BISHKEK. The Kyrgyz government commission on religious affairs will continue its cooperation with the Kyrgyz muftiyat (leadership of Kyrgyzstan's Muslim community) in propaganda against ideas of such streams as Khizbu-t-Takhrir, a representative of the commission told RFE/RL today.
The head of the commission, Omurzak Mamayusupov told RFE/RL yesterday that the commission and muftiyat held joint meetings recently with students of several universities in the South, including Osh State University and Kyrgyz-Uzbek State University in Osh. They appealed to students to be far from, as they put it, dangerous religious sects like Khizbu-t-Takhrir.
Mufti Murataly Juman-uulu in a separate interview with a correspondent of RFE/RL told yesterday that Kyrgyz Muslims don't want a Muslim state based on a sharia law. Juman-uulu rejected criticism by Khizbu-t-Takhrir that the secular Kyrgyz government is oppressing them.
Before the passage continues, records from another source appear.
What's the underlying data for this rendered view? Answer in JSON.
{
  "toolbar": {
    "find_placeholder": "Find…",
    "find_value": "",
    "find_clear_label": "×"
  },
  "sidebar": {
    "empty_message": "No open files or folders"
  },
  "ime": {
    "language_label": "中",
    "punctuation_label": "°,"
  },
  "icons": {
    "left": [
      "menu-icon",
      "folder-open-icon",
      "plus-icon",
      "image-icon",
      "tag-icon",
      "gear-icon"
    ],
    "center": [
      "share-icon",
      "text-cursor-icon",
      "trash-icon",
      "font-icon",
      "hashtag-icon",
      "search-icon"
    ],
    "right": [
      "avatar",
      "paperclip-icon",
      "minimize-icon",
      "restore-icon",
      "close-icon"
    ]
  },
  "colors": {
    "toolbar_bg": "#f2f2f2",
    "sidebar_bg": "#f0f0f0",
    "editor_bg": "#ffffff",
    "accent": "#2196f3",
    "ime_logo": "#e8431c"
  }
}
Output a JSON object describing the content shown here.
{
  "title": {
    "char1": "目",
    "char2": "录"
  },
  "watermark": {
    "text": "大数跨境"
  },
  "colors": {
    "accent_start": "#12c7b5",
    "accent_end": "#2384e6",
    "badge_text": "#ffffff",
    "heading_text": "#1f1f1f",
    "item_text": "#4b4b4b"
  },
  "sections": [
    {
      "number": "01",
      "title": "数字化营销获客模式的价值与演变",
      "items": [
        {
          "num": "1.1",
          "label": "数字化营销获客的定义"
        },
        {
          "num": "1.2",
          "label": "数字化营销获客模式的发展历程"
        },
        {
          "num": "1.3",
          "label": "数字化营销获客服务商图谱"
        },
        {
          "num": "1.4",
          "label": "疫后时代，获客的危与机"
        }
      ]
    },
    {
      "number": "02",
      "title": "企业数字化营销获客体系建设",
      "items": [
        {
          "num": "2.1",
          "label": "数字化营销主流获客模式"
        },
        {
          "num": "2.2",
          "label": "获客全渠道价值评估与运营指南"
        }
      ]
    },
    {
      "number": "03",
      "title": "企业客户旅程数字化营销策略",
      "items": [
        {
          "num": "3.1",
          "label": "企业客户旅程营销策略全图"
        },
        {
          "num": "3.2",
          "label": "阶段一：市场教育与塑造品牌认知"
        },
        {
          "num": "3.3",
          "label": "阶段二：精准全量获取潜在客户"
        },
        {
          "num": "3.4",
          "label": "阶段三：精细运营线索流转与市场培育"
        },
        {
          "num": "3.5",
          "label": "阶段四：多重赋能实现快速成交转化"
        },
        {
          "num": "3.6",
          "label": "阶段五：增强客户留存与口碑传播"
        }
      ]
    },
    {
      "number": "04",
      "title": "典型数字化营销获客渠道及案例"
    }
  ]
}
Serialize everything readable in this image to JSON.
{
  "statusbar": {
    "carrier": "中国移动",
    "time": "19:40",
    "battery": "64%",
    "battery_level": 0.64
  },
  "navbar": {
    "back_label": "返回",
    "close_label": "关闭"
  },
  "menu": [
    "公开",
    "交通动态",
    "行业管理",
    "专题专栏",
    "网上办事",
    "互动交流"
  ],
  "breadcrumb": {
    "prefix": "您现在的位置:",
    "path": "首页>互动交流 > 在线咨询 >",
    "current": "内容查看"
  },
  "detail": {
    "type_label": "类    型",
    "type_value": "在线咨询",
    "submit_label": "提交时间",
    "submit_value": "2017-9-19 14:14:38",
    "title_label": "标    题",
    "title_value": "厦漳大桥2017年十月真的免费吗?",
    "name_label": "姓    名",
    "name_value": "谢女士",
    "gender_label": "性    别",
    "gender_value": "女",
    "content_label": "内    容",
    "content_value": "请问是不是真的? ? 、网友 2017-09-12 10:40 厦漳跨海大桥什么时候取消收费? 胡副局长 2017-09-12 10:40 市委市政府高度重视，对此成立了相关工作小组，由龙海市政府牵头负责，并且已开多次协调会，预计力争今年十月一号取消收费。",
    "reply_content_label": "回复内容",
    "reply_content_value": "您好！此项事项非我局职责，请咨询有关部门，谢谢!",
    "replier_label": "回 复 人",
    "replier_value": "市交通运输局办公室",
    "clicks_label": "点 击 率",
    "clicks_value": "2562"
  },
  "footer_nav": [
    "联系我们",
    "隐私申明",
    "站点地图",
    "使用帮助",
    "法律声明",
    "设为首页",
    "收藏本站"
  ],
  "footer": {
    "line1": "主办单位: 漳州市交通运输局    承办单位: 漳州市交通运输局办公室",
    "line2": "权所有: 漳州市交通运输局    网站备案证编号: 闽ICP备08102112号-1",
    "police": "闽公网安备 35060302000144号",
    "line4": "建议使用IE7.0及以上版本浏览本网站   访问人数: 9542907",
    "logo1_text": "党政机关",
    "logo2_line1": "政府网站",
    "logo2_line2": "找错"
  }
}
The Kyrgyz government commission and muftiyat are planning to continue their efforts to propagate their ideas against 'untraditional' Muslim streams. As Mamayusupov put it, the government will not interfere in the religious affairs of Muslims but will be on the muftiyat side when as long as it is against the illegal activities of some underground religious groups. State-funded regional newspapers in every region are regularly publishing articles against Khizbu-t-Takhrir.
Some human rights activists are cautious that such joint activity of the muftiyat and government commission will lead to a repression of the followers of non-Muslim and non-Orthodox Christian religious groups.
Compiled and translated by Tyntchtykbek Tchoroev and edited by Bruce Pannier and Charles Carlson in Prague